Although my first writing as a full-time author was disappointing in terms of sales, the more than 100 books I have written since then have, for the most part, done well. While I have written for Doubleday, Simon & Schuster, FranklinWatts, Walch and other (many acquired by large conglomerates), recently I have been writing primarily for Enslow Publisher, Inc., a family-owned company that is a joy to be associated with. Their editors seem almost permanent and authors can speak with the company’s president by picking up the phone.

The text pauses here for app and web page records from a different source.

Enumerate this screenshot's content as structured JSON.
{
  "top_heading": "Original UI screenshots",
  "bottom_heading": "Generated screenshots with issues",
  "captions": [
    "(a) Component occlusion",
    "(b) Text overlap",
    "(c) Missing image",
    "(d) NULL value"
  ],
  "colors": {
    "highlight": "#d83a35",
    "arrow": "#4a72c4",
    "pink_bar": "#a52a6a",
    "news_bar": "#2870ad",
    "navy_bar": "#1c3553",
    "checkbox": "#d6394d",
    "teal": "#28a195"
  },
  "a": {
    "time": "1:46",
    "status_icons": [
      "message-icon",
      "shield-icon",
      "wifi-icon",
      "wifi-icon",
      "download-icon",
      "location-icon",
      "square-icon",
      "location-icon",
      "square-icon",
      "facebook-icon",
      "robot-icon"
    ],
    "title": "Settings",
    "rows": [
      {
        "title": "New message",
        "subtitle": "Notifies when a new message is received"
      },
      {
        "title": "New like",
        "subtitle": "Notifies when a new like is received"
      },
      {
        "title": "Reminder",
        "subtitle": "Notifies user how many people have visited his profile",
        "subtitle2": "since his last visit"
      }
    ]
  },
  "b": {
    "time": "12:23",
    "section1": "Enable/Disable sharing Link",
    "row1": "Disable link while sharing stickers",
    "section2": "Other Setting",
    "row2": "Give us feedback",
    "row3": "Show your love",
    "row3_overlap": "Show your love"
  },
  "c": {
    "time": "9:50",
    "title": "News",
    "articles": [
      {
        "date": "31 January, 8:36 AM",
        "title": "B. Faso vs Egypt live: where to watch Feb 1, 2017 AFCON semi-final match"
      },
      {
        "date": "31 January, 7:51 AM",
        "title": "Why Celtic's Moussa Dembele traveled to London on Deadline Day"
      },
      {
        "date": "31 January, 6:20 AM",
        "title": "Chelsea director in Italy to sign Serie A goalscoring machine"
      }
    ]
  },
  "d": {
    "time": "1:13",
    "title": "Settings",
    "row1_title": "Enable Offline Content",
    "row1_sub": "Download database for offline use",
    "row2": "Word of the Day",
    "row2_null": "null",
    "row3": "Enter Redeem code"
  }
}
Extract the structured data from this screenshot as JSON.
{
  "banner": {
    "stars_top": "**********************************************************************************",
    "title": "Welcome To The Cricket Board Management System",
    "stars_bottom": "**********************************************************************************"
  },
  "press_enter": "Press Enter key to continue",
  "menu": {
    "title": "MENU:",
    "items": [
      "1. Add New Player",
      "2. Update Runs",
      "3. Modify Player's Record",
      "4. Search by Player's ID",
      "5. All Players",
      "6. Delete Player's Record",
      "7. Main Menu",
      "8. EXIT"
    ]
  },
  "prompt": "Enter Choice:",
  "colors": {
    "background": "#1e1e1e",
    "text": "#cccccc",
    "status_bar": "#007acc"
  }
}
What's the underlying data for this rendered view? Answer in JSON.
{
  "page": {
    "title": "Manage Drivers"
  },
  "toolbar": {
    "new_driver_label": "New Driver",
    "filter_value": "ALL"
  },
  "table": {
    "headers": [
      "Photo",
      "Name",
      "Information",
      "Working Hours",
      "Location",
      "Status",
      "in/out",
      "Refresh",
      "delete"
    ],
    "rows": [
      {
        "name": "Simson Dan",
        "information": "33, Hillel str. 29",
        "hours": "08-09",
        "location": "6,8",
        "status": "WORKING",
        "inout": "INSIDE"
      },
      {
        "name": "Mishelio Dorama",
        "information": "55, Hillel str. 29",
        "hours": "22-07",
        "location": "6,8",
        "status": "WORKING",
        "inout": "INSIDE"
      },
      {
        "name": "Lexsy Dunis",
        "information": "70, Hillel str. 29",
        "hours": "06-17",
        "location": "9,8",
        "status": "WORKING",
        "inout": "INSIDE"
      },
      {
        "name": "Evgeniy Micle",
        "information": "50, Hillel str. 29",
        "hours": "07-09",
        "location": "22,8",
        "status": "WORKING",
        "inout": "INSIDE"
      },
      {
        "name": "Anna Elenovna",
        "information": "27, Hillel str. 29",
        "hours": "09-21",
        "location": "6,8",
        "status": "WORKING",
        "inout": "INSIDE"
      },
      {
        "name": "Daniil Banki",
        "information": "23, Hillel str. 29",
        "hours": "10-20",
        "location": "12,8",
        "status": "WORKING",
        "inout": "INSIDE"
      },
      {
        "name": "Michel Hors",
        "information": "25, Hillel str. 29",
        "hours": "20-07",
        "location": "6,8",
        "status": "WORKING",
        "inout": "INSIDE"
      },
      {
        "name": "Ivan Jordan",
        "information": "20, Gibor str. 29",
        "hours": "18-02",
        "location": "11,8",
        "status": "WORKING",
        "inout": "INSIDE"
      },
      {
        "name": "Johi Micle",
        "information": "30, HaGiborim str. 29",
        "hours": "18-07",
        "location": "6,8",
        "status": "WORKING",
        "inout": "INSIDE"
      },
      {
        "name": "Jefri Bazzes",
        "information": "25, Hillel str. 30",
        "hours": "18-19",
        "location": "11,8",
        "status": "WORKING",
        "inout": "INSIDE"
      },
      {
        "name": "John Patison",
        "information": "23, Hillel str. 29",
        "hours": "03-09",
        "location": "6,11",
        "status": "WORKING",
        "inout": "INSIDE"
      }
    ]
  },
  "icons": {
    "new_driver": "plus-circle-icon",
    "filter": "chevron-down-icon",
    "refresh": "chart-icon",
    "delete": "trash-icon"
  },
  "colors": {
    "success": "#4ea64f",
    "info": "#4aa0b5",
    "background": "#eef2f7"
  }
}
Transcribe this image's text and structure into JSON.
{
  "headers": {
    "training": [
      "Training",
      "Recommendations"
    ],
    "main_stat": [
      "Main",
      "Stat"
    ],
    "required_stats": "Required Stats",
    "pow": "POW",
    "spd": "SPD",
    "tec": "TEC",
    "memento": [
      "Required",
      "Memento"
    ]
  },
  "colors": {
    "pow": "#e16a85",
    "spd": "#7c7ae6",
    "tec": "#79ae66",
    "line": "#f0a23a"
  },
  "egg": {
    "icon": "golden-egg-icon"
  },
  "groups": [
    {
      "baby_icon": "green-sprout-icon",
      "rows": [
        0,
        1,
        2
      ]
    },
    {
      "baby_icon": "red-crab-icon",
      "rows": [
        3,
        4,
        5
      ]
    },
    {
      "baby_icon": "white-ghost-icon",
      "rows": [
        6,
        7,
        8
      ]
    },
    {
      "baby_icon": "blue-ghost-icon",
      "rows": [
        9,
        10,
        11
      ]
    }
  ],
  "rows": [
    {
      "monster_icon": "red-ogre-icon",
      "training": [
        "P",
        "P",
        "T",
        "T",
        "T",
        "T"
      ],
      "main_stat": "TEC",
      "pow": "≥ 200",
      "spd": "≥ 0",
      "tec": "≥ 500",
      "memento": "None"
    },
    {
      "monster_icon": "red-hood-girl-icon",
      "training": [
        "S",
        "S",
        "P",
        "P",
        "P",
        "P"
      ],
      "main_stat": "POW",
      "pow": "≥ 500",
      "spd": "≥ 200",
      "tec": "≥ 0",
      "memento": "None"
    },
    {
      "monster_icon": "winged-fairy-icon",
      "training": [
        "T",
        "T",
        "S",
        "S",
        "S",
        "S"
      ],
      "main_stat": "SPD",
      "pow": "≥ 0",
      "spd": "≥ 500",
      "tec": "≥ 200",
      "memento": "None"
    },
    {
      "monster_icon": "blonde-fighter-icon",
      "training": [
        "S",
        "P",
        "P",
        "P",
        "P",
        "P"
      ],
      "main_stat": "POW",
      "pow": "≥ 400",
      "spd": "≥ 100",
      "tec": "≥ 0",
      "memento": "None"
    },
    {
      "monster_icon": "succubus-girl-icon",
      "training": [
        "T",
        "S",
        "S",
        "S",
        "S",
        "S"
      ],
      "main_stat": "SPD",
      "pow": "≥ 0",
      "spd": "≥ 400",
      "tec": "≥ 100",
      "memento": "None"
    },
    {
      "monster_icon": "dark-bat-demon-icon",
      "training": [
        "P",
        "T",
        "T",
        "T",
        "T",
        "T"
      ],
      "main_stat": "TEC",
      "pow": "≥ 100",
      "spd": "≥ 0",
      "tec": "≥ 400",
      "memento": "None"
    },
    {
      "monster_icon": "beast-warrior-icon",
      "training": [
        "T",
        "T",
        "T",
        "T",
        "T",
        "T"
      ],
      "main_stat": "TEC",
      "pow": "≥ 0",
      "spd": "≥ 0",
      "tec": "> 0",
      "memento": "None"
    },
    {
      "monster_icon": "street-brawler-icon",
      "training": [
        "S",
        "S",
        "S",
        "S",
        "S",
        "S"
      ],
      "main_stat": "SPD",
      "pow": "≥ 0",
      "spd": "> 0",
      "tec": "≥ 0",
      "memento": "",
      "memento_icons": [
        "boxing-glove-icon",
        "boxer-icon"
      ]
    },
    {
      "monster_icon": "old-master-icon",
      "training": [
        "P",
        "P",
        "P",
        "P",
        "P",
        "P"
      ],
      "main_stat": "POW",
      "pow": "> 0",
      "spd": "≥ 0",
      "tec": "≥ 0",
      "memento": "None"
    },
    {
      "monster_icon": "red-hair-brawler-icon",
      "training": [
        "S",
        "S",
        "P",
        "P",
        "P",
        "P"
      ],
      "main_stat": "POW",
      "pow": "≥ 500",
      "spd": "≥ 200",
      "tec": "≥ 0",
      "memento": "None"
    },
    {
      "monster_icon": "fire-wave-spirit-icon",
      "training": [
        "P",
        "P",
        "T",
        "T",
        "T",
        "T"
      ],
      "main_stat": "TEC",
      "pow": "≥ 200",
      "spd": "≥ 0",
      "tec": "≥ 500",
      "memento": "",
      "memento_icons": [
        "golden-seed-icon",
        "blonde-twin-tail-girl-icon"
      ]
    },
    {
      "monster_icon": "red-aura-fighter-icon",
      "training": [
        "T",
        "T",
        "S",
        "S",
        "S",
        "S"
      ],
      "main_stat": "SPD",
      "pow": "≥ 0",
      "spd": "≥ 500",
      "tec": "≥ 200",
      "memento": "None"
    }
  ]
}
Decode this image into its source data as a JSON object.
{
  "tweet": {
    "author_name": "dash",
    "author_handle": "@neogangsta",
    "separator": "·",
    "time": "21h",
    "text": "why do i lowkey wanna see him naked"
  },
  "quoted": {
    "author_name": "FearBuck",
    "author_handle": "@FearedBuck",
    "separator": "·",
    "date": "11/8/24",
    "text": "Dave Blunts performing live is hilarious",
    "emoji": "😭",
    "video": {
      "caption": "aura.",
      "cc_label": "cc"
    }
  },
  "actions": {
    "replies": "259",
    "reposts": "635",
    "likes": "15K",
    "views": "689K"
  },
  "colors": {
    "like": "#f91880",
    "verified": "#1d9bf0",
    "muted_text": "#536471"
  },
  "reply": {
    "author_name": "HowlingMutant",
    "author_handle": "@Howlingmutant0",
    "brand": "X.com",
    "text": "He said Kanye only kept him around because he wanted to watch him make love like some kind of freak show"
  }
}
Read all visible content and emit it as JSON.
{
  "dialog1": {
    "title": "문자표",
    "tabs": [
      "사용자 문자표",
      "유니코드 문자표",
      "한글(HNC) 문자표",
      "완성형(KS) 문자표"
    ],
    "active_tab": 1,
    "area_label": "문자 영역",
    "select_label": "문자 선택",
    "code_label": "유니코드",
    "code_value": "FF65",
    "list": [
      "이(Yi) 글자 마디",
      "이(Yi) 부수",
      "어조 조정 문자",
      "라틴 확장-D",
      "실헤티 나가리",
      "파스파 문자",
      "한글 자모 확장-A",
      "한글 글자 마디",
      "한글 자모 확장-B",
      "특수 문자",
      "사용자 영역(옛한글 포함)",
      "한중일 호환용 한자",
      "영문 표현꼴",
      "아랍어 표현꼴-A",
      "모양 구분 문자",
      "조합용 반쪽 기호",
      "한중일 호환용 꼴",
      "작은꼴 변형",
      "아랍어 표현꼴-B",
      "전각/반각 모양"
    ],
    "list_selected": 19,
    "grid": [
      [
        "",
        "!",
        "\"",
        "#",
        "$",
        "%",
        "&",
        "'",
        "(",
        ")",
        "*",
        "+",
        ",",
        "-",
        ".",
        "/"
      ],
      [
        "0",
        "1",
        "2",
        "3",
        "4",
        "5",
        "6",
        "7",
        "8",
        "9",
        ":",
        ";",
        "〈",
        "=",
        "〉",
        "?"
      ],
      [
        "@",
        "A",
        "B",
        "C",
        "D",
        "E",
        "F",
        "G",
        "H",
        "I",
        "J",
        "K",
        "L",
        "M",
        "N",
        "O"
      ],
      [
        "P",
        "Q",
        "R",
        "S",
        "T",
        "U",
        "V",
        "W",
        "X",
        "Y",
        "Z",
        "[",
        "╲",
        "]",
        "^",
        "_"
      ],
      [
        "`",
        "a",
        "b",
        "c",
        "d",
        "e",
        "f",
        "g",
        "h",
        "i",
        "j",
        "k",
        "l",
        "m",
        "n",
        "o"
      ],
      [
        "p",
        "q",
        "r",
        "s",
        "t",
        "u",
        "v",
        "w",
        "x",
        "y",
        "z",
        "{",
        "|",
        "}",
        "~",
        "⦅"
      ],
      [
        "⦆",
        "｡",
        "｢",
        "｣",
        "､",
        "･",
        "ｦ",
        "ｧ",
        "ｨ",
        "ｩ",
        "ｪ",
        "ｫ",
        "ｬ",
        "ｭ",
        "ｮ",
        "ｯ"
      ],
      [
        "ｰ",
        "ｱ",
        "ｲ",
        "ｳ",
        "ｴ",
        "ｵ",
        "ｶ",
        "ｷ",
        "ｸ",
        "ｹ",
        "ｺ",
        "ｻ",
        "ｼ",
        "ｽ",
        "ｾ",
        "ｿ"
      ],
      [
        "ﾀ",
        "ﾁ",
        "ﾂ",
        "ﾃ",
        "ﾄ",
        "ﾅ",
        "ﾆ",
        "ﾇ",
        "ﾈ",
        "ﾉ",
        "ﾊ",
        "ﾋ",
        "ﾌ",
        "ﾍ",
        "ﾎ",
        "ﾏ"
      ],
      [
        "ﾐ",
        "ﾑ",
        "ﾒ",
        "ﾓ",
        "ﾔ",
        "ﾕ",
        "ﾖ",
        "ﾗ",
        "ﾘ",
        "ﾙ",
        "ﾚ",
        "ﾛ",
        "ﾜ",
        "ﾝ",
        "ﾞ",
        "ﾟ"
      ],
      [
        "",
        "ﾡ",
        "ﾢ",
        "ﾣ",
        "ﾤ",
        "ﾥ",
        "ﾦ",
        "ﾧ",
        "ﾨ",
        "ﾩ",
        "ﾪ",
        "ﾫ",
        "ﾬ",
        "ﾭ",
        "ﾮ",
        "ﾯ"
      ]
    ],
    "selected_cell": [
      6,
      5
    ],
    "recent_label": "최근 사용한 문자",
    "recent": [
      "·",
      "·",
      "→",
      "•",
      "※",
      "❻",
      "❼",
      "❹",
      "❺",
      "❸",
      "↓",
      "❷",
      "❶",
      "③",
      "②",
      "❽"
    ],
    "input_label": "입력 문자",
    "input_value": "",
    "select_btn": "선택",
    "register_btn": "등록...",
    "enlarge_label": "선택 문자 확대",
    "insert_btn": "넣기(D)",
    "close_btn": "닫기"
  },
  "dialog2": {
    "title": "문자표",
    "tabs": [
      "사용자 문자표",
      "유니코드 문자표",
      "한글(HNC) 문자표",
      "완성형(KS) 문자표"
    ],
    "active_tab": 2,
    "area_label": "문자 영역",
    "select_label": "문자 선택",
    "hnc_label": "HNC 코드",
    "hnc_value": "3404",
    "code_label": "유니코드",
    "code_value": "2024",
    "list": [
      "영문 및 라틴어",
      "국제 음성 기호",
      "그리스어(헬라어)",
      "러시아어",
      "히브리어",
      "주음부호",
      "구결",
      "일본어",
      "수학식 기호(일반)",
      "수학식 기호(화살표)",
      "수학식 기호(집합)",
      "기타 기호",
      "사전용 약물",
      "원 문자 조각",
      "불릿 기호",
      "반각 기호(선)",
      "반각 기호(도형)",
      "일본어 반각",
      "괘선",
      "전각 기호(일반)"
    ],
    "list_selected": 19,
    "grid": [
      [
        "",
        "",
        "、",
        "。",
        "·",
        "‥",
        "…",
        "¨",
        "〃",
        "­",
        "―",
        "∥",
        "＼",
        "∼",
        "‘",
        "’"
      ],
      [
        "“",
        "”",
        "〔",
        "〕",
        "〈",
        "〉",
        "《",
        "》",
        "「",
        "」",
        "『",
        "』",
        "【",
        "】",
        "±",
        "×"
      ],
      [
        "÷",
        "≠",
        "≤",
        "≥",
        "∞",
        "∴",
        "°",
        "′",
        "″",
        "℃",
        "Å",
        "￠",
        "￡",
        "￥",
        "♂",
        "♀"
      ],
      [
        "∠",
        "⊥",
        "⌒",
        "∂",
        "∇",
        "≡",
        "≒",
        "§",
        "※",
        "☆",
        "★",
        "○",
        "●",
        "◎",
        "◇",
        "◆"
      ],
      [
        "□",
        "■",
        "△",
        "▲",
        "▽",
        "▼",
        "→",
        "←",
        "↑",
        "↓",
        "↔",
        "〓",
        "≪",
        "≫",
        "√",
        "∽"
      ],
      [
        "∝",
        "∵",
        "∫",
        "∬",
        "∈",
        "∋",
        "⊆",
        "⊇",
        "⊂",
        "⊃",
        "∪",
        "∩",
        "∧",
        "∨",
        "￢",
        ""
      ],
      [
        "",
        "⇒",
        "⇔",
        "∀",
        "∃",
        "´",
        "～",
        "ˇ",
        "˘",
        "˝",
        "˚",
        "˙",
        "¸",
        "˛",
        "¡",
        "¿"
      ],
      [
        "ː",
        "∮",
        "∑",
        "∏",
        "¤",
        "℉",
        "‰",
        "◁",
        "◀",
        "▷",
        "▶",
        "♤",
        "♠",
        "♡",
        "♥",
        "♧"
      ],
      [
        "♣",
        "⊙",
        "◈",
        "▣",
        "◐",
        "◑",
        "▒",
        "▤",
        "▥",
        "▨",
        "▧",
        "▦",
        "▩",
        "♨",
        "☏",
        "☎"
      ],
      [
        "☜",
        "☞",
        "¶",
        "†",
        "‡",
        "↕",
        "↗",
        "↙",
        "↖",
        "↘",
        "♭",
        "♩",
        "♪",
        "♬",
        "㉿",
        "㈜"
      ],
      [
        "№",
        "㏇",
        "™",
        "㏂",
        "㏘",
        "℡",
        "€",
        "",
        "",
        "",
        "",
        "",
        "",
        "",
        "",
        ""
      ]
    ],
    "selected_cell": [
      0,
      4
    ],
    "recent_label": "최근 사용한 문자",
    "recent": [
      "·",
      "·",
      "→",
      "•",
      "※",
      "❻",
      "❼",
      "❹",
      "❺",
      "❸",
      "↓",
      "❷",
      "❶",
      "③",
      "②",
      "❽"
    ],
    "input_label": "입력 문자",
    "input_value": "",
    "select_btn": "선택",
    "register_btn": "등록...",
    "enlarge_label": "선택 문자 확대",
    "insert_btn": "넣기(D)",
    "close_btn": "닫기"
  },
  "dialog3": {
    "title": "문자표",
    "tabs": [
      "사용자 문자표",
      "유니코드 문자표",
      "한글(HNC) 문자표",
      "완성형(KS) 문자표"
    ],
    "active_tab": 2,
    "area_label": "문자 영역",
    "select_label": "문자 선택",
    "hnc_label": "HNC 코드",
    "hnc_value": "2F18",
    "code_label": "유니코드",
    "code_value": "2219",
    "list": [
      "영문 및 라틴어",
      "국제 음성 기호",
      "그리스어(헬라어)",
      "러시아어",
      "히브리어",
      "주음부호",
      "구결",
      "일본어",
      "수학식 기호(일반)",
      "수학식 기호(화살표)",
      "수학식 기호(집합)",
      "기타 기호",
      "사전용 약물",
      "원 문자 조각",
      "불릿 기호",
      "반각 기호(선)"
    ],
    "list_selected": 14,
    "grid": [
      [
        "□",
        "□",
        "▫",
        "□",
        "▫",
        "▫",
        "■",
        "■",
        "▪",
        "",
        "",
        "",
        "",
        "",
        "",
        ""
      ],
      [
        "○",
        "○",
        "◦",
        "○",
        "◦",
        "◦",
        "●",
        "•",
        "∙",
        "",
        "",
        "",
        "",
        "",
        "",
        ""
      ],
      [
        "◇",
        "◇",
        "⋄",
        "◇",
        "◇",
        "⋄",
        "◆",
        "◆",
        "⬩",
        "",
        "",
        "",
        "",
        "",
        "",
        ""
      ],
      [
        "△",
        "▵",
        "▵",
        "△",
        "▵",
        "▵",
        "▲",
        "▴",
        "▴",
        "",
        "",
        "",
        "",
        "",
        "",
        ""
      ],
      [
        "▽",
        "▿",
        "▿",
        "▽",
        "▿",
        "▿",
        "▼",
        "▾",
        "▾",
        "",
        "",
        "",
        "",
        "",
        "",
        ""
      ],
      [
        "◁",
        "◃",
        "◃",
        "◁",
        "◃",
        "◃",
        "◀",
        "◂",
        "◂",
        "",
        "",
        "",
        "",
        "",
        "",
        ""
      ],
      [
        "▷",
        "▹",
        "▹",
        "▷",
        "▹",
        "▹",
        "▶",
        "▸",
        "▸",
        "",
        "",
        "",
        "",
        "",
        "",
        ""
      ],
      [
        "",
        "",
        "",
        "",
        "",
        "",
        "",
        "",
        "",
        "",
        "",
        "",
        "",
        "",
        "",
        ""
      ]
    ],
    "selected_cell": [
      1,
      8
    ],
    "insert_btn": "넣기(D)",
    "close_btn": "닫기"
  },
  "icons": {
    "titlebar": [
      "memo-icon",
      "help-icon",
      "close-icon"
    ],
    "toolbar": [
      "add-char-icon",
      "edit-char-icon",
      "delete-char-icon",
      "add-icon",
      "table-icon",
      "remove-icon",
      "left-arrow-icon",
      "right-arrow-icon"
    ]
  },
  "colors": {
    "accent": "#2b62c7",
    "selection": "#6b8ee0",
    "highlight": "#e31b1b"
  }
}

As I look back over a long career in education and writing, I am very much aware of the help, encouragement, and assistance I received form others. There was the neighbor who gave me a job after my father died; my teachers who led me to think; my football coach who thought of me as a student as well as a player and took me to college interviews; my mother who encourages me to pursue an education far beyond any she has ever known; friends who helped me obtain a long-lasting teaching position; teaching and coaching colleagues and co-authors, including a former student and especially David Webster (their assistance was invaluable); editors, too numerous to name, who corrected my mistakes and improved my writing; my two children, John and Barbara, who motivated me to provide for them and who, interestingly, are both now educators; my wife, Natalie, who through 50 years of marriage handled all the nitty-gritty financial and other details so I could devote full time to studying, teaching, coaching, and writing; and my wife, Patsy, whom I married three years after Natalie died of cancer. She, too, has encouraged me to continue writing and to do volunteer work in the community. She has provided the love and companionship that make my life enjoyable and, I hope, of benefit to others, especially those children who read my books.  

This article was first published in the New England Chemistry Teacher’s Journal in 2008.